Exercise – Print all the entries exactly.

━━━ Exercise data

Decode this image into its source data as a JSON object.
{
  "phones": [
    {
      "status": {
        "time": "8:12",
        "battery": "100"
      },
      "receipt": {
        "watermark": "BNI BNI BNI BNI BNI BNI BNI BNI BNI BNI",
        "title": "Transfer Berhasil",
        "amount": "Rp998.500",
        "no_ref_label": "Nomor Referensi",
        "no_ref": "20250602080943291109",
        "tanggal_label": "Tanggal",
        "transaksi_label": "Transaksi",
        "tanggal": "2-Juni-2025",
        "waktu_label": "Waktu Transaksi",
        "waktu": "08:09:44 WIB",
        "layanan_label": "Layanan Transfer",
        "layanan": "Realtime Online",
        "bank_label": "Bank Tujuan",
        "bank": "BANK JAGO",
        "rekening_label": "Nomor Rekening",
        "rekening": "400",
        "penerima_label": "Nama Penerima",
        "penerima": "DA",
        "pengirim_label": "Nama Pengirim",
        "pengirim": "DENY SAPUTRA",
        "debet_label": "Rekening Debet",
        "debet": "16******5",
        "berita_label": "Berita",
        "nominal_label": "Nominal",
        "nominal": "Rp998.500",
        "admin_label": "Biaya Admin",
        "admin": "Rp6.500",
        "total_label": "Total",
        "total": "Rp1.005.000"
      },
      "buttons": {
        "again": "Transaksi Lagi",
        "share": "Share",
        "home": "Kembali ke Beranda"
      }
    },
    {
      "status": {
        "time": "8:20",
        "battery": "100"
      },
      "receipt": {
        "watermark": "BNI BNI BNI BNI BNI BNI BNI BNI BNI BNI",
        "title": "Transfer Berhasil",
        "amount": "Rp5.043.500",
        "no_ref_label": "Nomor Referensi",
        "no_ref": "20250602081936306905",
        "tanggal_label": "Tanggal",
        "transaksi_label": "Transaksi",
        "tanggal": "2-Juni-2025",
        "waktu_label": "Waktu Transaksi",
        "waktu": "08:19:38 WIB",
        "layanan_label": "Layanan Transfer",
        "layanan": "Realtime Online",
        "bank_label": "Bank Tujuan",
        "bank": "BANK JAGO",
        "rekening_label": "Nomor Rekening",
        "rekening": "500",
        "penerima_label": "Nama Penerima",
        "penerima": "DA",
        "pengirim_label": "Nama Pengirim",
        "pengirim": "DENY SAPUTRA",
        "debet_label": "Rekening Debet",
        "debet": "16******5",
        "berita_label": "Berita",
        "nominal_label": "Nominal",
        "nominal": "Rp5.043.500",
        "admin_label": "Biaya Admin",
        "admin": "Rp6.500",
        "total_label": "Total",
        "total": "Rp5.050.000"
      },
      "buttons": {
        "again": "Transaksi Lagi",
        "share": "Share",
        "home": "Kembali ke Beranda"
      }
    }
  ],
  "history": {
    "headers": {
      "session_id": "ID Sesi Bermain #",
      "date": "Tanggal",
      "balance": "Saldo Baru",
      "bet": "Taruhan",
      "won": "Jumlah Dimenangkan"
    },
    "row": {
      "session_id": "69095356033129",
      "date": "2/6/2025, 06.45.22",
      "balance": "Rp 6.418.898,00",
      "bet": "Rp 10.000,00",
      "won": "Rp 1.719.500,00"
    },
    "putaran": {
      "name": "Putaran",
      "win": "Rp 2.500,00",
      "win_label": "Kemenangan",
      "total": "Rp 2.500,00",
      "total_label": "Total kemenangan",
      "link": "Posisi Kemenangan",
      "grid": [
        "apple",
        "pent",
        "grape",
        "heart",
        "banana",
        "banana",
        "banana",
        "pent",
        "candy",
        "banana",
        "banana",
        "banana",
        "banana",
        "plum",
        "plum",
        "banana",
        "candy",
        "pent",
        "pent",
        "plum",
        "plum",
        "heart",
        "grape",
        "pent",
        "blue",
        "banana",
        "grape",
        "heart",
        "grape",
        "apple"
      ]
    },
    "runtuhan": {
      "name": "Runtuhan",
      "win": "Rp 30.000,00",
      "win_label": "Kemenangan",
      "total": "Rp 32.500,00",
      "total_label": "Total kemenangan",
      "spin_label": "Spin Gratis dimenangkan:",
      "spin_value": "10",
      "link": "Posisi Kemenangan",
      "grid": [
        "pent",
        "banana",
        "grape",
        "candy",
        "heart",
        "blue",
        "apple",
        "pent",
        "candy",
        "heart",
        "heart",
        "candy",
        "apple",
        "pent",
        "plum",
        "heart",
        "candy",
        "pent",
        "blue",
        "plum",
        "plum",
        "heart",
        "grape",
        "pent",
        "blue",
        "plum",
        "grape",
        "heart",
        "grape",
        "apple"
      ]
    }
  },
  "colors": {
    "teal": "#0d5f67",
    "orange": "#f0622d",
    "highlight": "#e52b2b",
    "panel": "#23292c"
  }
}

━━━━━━

Answer section –
Decode this image into its source data as a JSON object.
{
  "phones": [
    {
      "status": {
        "time": "8:12",
        "battery": "100"
      },
      "receipt": {
        "watermark": "BNI BNI BNI BNI BNI BNI BNI BNI BNI BNI",
        "title": "Transfer Berhasil",
        "amount": "Rp998.500",
        "no_ref_label": "Nomor Referensi",
        "no_ref": "20250602080943291109",
        "tanggal_label": "Tanggal",
        "transaksi_label": "Transaksi",
        "tanggal": "2-Juni-2025",
        "waktu_label": "Waktu Transaksi",
        "waktu": "08:09:44 WIB",
        "layanan_label": "Layanan Transfer",
        "layanan": "Realtime Online",
        "bank_label": "Bank Tujuan",
        "bank": "BANK JAGO",
        "rekening_label": "Nomor Rekening",
        "rekening": "400",
        "penerima_label": "Nama Penerima",
        "penerima": "DA",
        "pengirim_label": "Nama Pengirim",
        "pengirim": "DENY SAPUTRA",
        "debet_label": "Rekening Debet",
        "debet": "16******5",
        "berita_label": "Berita",
        "nominal_label": "Nominal",
        "nominal": "Rp998.500",
        "admin_label": "Biaya Admin",
        "admin": "Rp6.500",
        "total_label": "Total",
        "total": "Rp1.005.000"
      },
      "buttons": {
        "again": "Transaksi Lagi",
        "share": "Share",
        "home": "Kembali ke Beranda"
      }
    },
    {
      "status": {
        "time": "8:20",
        "battery": "100"
      },
      "receipt": {
        "watermark": "BNI BNI BNI BNI BNI BNI BNI BNI BNI BNI",
        "title": "Transfer Berhasil",
        "amount": "Rp5.043.500",
        "no_ref_label": "Nomor Referensi",
        "no_ref": "20250602081936306905",
        "tanggal_label": "Tanggal",
        "transaksi_label": "Transaksi",
        "tanggal": "2-Juni-2025",
        "waktu_label": "Waktu Transaksi",
        "waktu": "08:19:38 WIB",
        "layanan_label": "Layanan Transfer",
        "layanan": "Realtime Online",
        "bank_label": "Bank Tujuan",
        "bank": "BANK JAGO",
        "rekening_label": "Nomor Rekening",
        "rekening": "500",
        "penerima_label": "Nama Penerima",
        "penerima": "DA",
        "pengirim_label": "Nama Pengirim",
        "pengirim": "DENY SAPUTRA",
        "debet_label": "Rekening Debet",
        "debet": "16******5",
        "berita_label": "Berita",
        "nominal_label": "Nominal",
        "nominal": "Rp5.043.500",
        "admin_label": "Biaya Admin",
        "admin": "Rp6.500",
        "total_label": "Total",
        "total": "Rp5.050.000"
      },
      "buttons": {
        "again": "Transaksi Lagi",
        "share": "Share",
        "home": "Kembali ke Beranda"
      }
    }
  ],
  "history": {
    "headers": {
      "session_id": "ID Sesi Bermain #",
      "date": "Tanggal",
      "balance": "Saldo Baru",
      "bet": "Taruhan",
      "won": "Jumlah Dimenangkan"
    },
    "row": {
      "session_id": "69095356033129",
      "date": "2/6/2025, 06.45.22",
      "balance": "Rp 6.418.898,00",
      "bet": "Rp 10.000,00",
      "won": "Rp 1.719.500,00"
    },
    "putaran": {
      "name": "Putaran",
      "win": "Rp 2.500,00",
      "win_label": "Kemenangan",
      "total": "Rp 2.500,00",
      "total_label": "Total kemenangan",
      "link": "Posisi Kemenangan",
      "grid": [
        "apple",
        "pent",
        "grape",
        "heart",
        "banana",
        "banana",
        "banana",
        "pent",
        "candy",
        "banana",
        "banana",
        "banana",
        "banana",
        "plum",
        "plum",
        "banana",
        "candy",
        "pent",
        "pent",
        "plum",
        "plum",
        "heart",
        "grape",
        "pent",
        "blue",
        "banana",
        "grape",
        "heart",
        "grape",
        "apple"
      ]
    },
    "runtuhan": {
      "name": "Runtuhan",
      "win": "Rp 30.000,00",
      "win_label": "Kemenangan",
      "total": "Rp 32.500,00",
      "total_label": "Total kemenangan",
      "spin_label": "Spin Gratis dimenangkan:",
      "spin_value": "10",
      "link": "Posisi Kemenangan",
      "grid": [
        "pent",
        "banana",
        "grape",
        "candy",
        "heart",
        "blue",
        "apple",
        "pent",
        "candy",
        "heart",
        "heart",
        "candy",
        "apple",
        "pent",
        "plum",
        "heart",
        "candy",
        "pent",
        "blue",
        "plum",
        "plum",
        "heart",
        "grape",
        "pent",
        "blue",
        "plum",
        "grape",
        "heart",
        "grape",
        "apple"
      ]
    }
  },
  "colors": {
    "teal": "#0d5f67",
    "orange": "#f0622d",
    "highlight": "#e52b2b",
    "panel": "#23292c"
  }
}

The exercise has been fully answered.